Even though the OFA is 37,000 strong, Lanark Federation of Agriculture president Ted Letts said there is no appetite among farmers to do a tractor march on Queen’s Park.
“You think you’re going to get the OFA to do something like that, you’d have to hold a gun to them,” he said. “We should be doing something to wake (Ontario government) up that there’s some place other than downtown Toronto and the GTA. We should almost be blocking 401 highways for about a month to get these people to realize what the hell is going on. Farming is (one of) the largest employers in the province of Ontario and they treat us like s—.”
Rob MacDonald, president of the Glengarry Federation of Agriculture, says marching on Queen’s Park won’t accomplish much and says farmers aren’t up for it. They are older and protesting takes time, it costs money and puts wear and tear on the tractors, he said.
“Farmers are two per cent of the population,” he said. “We can’t do much as a group ourselves. It’s the urban people that decide what goes on. Until they are affected, it won’t change anything for us.”

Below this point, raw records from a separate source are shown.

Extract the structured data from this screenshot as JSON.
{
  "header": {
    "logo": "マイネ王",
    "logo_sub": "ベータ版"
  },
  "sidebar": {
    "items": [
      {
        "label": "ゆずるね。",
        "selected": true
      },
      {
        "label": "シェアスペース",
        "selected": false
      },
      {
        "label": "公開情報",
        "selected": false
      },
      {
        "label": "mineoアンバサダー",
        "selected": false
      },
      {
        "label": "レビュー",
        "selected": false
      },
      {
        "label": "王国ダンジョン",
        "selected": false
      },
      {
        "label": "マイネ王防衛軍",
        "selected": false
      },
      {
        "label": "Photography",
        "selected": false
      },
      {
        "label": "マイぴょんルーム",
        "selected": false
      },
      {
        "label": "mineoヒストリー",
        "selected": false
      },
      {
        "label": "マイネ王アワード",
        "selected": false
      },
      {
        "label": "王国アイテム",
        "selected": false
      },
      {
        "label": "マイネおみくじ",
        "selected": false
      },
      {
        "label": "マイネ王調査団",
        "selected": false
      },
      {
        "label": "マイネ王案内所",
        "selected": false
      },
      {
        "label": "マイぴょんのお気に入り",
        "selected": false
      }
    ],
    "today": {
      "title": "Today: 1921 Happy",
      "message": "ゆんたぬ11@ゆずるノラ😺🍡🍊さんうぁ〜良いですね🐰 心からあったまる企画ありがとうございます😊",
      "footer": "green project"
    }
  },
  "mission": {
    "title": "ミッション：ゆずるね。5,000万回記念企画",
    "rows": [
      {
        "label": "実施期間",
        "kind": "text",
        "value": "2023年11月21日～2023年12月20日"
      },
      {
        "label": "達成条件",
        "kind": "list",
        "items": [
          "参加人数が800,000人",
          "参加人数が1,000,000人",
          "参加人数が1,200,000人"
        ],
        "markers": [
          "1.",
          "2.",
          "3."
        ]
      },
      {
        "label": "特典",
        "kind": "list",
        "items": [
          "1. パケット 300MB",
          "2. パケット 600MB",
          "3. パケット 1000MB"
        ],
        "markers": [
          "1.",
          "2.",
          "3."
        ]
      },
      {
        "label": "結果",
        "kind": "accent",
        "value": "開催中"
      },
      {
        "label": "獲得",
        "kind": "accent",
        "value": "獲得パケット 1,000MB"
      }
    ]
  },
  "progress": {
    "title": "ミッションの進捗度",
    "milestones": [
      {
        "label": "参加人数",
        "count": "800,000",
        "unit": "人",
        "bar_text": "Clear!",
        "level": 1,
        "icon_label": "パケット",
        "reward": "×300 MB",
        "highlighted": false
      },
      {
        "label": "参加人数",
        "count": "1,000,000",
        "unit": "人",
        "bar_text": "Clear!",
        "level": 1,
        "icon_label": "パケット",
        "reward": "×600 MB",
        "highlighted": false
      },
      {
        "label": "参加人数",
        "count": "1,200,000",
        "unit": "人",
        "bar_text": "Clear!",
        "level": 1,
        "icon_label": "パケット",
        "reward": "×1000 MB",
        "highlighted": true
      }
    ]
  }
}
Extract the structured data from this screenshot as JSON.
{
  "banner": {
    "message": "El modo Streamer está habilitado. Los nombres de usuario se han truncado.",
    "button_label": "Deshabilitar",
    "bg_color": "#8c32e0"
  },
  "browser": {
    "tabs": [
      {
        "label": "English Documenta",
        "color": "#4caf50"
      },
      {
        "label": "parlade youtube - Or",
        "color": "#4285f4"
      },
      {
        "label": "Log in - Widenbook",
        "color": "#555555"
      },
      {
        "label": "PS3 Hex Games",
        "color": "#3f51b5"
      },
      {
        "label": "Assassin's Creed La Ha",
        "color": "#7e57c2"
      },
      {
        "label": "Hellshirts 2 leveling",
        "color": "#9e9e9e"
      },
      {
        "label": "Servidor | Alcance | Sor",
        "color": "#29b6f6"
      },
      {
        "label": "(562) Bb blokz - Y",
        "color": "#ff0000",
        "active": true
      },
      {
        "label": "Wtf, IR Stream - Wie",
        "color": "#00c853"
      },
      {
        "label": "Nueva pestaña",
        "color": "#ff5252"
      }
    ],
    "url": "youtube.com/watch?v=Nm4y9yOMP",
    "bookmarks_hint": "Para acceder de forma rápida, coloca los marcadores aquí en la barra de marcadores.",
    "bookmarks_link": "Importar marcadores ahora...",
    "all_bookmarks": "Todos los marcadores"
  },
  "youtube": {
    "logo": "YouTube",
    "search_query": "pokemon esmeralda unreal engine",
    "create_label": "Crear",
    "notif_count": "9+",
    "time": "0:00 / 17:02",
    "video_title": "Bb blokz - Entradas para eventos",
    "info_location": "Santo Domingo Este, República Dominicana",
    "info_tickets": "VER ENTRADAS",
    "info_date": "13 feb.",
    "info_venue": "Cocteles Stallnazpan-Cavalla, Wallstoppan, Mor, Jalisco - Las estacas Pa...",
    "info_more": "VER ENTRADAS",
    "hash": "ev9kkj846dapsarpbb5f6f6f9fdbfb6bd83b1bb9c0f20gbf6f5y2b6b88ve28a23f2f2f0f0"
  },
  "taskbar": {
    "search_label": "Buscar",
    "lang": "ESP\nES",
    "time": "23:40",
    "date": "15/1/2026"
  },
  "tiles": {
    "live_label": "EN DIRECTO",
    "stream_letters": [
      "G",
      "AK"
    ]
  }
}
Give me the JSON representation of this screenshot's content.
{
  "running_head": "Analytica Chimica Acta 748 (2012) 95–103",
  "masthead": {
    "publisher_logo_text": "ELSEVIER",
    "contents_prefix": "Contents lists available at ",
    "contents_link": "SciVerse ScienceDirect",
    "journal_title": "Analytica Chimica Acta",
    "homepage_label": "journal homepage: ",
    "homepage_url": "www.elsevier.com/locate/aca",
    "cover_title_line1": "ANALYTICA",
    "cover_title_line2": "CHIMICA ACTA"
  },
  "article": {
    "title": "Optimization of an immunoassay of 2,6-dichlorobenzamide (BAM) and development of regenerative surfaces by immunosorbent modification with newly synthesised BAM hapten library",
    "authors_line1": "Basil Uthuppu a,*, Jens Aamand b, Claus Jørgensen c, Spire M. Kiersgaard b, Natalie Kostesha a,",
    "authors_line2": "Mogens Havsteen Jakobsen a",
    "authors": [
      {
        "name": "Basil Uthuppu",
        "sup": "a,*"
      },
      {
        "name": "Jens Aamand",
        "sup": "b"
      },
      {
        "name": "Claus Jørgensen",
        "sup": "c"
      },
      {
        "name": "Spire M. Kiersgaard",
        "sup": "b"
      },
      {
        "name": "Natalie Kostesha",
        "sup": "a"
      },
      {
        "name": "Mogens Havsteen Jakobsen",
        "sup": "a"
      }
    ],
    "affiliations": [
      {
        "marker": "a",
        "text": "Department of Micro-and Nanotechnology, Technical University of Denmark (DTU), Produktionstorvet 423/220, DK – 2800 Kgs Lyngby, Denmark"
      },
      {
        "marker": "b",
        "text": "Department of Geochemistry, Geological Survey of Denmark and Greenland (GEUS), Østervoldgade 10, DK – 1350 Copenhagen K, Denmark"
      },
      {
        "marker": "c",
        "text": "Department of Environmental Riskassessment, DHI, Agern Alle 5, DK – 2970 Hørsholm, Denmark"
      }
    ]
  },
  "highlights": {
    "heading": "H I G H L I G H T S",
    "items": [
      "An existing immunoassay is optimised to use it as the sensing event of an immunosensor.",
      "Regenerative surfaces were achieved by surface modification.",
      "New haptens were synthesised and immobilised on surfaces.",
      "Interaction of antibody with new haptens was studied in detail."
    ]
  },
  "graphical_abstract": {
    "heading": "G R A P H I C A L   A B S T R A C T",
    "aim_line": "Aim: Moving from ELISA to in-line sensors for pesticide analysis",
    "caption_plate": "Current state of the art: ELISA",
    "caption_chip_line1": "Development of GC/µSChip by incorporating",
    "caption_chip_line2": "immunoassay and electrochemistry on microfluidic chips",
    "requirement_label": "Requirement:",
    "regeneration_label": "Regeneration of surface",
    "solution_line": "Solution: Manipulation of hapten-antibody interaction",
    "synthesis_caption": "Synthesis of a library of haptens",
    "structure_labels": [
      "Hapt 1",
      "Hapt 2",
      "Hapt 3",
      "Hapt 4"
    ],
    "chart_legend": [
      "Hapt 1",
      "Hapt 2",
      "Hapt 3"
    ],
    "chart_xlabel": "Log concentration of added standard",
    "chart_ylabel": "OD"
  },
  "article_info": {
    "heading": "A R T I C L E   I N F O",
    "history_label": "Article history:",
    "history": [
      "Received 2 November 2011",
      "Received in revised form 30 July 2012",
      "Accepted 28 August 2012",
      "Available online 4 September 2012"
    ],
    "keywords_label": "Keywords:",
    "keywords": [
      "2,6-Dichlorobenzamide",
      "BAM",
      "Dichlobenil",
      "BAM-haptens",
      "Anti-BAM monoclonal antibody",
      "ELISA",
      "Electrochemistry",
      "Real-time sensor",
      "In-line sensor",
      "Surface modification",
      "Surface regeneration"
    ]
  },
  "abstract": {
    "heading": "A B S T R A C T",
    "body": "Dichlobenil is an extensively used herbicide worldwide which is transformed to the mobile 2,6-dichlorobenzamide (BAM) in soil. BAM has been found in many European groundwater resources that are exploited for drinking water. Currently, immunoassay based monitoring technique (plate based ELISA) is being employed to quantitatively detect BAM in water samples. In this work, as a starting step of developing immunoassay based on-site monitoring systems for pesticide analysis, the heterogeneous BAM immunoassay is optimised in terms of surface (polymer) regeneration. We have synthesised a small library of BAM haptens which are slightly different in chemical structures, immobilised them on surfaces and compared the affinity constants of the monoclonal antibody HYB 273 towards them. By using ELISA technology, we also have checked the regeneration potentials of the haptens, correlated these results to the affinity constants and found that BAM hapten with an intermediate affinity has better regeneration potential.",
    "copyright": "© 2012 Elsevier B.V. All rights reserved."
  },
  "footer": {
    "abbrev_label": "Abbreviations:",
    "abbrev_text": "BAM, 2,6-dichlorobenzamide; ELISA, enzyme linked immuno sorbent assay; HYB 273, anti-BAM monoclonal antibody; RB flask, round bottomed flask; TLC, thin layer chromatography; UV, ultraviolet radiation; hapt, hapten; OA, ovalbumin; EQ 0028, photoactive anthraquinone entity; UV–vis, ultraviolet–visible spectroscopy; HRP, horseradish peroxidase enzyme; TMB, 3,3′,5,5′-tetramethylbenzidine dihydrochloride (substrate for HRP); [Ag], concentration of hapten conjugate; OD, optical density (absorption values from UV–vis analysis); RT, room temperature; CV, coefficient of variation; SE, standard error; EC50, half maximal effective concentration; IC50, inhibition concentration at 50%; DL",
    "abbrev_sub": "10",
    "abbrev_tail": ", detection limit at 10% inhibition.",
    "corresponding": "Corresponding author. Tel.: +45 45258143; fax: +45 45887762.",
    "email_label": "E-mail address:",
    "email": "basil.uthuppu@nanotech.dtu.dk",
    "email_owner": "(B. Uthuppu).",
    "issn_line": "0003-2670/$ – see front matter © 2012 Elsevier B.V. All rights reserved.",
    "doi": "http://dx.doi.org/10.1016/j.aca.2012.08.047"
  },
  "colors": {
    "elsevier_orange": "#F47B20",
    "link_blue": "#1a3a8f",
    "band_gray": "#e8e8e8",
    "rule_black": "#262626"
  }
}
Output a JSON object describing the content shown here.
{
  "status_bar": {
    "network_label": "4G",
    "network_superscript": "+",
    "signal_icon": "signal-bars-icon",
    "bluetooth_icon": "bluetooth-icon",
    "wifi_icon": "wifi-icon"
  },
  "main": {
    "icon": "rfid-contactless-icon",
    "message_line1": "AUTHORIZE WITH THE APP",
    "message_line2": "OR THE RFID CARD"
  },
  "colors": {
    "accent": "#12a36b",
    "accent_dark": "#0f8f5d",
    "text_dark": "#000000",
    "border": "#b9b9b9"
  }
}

The province has asked consumers to keep energy consumption low, and while most farmers have done so, prices keep going up, he said. At one point, the provincial government said residents were doing too good a job saving electricity so they had to raise hydro prices to make up the shortfall.
“It’s like we’re playing a game with a bunch of kids,” said MacDonald. “As the game proceeds, and they’re losing, they change the rules.”
One Ottawa-area farmer recently shared his hydro bill with federal Conservative leadership candidate Kevin O’Leary. The farmer used $5,177.31 in electricity, but the total bill was $71,618.58 thanks to global adjustment, delivery, taxes and other charges. Quebec hydro said that the same usage of electricity in Quebec would cost the farmer $35,700.08. In total, the Ottawa-area farm was charged 20.2 cents per kilowatt hour. That same farm would have been charged 10.4 cents per kWh in Quebec.
Rideau Lakes mayor Ron Holman said hydro shouldn’t be a penalty for businesses. He believes the lack of a provincial strategy is hurting Ontario businesses as companies don’t know how to plan since the provincial government is constantly changing the rules and prices.
“We need a long-term commitment as to what the cost of hydro will be, subject to normal inflation, over the next period of time,” he said. “There has to be some sort of control put on this industry.”
North Grenville mayor David Gordon said that two years ago he met 89- and 90-year-old farmers who had to continue to work in order to pay their hydro bills. High hydro bills also forced a widow to sell her house. Last month, an aging Brockville painter sold his pick-up truck to pay his hydro bill.
“Does that mean you’re going to have to work until you’re 105 just to pay for your hydro?” Gordon said. “It’s a very serious problem because the government doesn’t have a handle on the electricity costs. I think it’s killing the farm community even worse. But farmers are too polite.”